  • Are your companys’ server or instance names picked by randomly selecting words from the dictionary?
  • Do you have an instance that contains development, testing and production databases, or any combination of more than one of those? (“...that was the testing database, right?”)

"Wait a second," I hear you say, "that isn’t hard to manage. In fact, it’s easy to remember." Famous last words.

...well, maybe not famous.

...and maybe not last.

My point is that remembering is precisely the problem.

Can you keep track of a single inconsistency for each of 10 databases? Alright, sure, no problem. How about 100 databases? Yeah, it’ll suck, but I can do it. How about 1,000? Uhhh... How about 10,000? No way! -- and please don’t tell my manager.

Clearly, your own memory does not scale as well as technology does.

"Aha! I know, I’ll use automation!"

Now we’re on the right track. But automation is not a silver bullet. You can try to automate your way out of an inconsistent situation (without changing the situation itself). What you’ll end up doing, though, is spending most of your time maintaining the automation system. It’s trading an intense direct effort, for an intense indirect effort with minimal scale, plus a whole lot of opportunity for mistakes, downtime, and even data loss.

If you have a database to manage granular settings of your databases, you’re (probably) doing it wrong.

In the context of database management, automation is really only useful in two ways:

  • Making many things similar. (Set all user databases in an instance to use the FULL recovery model.)
  • Doing something to many similar things. (Take transaction log backups every 15 minutes for all databases using the FULL recovery model.)

That may seem really simple, but it’s also really powerful. This is the key to scale.

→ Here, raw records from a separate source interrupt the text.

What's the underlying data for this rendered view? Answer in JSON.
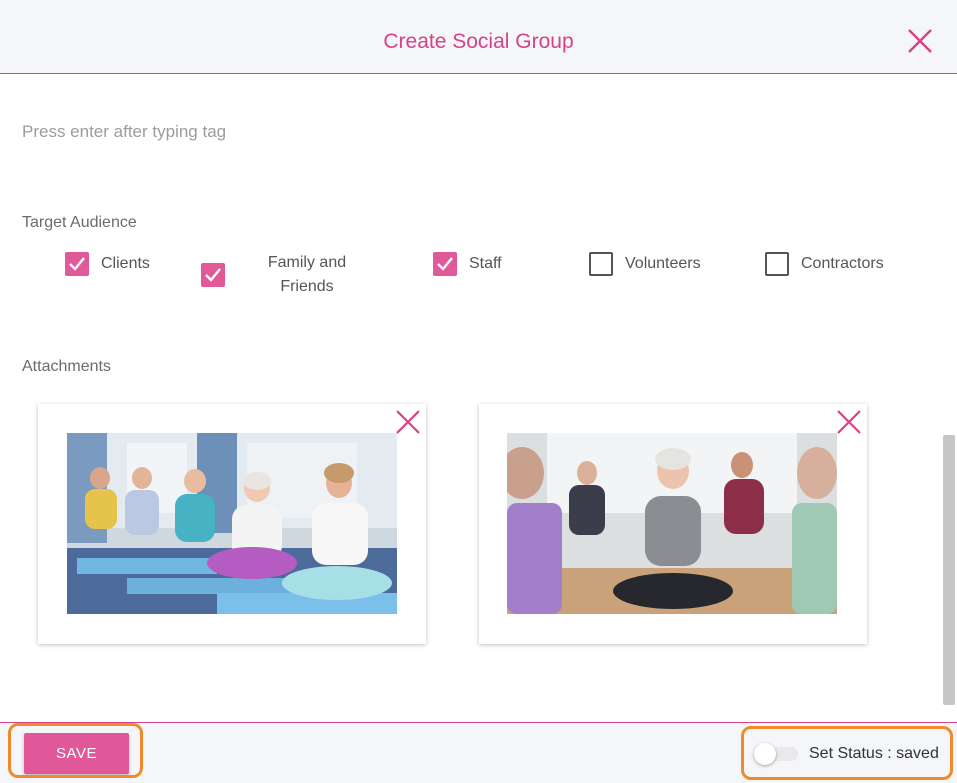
{
  "dialog": {
    "title": "Create Social Group",
    "close_icon": "close-icon"
  },
  "tags": {
    "placeholder": "Press enter after typing tag",
    "value": ""
  },
  "target_audience": {
    "label": "Target Audience",
    "options": [
      {
        "label": "Clients",
        "checked": true
      },
      {
        "label": "Family and Friends",
        "line1": "Family and",
        "line2": "Friends",
        "checked": true
      },
      {
        "label": "Staff",
        "checked": true
      },
      {
        "label": "Volunteers",
        "checked": false
      },
      {
        "label": "Contractors",
        "checked": false
      }
    ]
  },
  "attachments": {
    "label": "Attachments",
    "items": [
      {
        "description": "Group of seniors doing seated yoga meditation on blue mats",
        "remove_icon": "close-icon"
      },
      {
        "description": "Smiling senior woman sitting cross-legged in yoga class",
        "remove_icon": "close-icon"
      }
    ]
  },
  "footer": {
    "save_label": "SAVE",
    "status_label": "Set Status : saved",
    "status_toggle_on": false
  },
  "colors": {
    "accent": "#d6428a",
    "checkbox_checked": "#e2599a",
    "save_button": "#e1589a",
    "highlight": "#f08a2b",
    "header_bg": "#f5f6f9"
  }
}
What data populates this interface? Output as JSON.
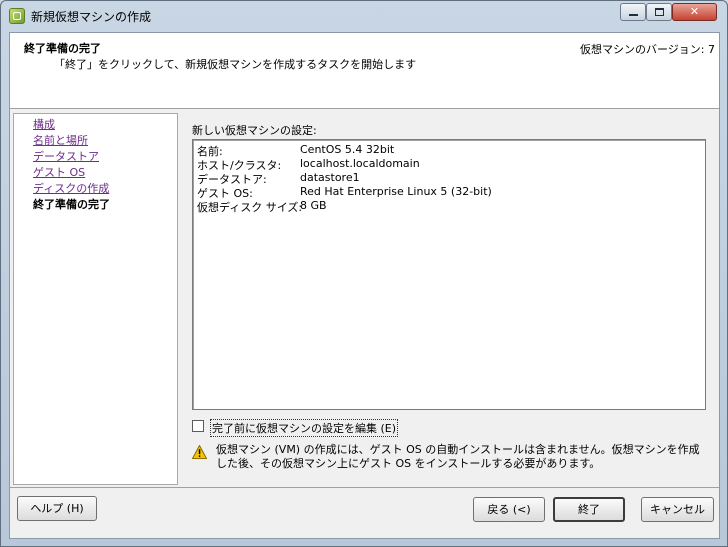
{
  "window": {
    "title": "新規仮想マシンの作成",
    "minimize": "",
    "maximize": "",
    "close": "✕"
  },
  "header": {
    "title": "終了準備の完了",
    "subtitle": "「終了」をクリックして、新規仮想マシンを作成するタスクを開始します",
    "version": "仮想マシンのバージョン: 7"
  },
  "nav": {
    "items": [
      {
        "label": "構成",
        "current": false
      },
      {
        "label": "名前と場所",
        "current": false
      },
      {
        "label": "データストア",
        "current": false
      },
      {
        "label": "ゲスト OS",
        "current": false
      },
      {
        "label": "ディスクの作成",
        "current": false
      },
      {
        "label": "終了準備の完了",
        "current": true
      }
    ]
  },
  "main": {
    "settings_label": "新しい仮想マシンの設定:",
    "summary": [
      {
        "key": "名前:",
        "value": "CentOS 5.4 32bit"
      },
      {
        "key": "ホスト/クラスタ:",
        "value": "localhost.localdomain"
      },
      {
        "key": "データストア:",
        "value": "datastore1"
      },
      {
        "key": "ゲスト OS:",
        "value": "Red Hat Enterprise Linux 5 (32-bit)"
      },
      {
        "key": "仮想ディスク サイズ:",
        "value": "8 GB"
      }
    ],
    "edit_checkbox_label": "完了前に仮想マシンの設定を編集 (E)",
    "edit_checkbox_checked": false,
    "warning": "仮想マシン (VM) の作成には、ゲスト OS の自動インストールは含まれません。仮想マシンを作成した後、その仮想マシン上にゲスト OS をインストールする必要があります。"
  },
  "footer": {
    "help": "ヘルプ (H)",
    "back": "戻る (<)",
    "finish": "終了",
    "cancel": "キャンセル"
  },
  "colors": {
    "link_visited": "#6e2c8c",
    "warning_yellow": "#f5c400"
  }
}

The number of production databases is the sum of:

SELECT COUNT(*) - 4 FROM sys.databases

over all of your production servers, not "Umm... give me a few minutes." (Hint: growing more fingers and toes for counting does not scale well.)

Your ability to keep everything consistent directly reflects and affects the extent to which you can leverage automation to manage your servers, and therefore not have to scale yourself.

  1. Eliminate barriers that prevent consistency.
  2. Create consistency.
  3. Create systems to enforce the consistency you worked so hard to achieve.

In a subsequent post, I’ll introduce and explain some of the tools and techniques you can use to accomplish these steps in SQL Server.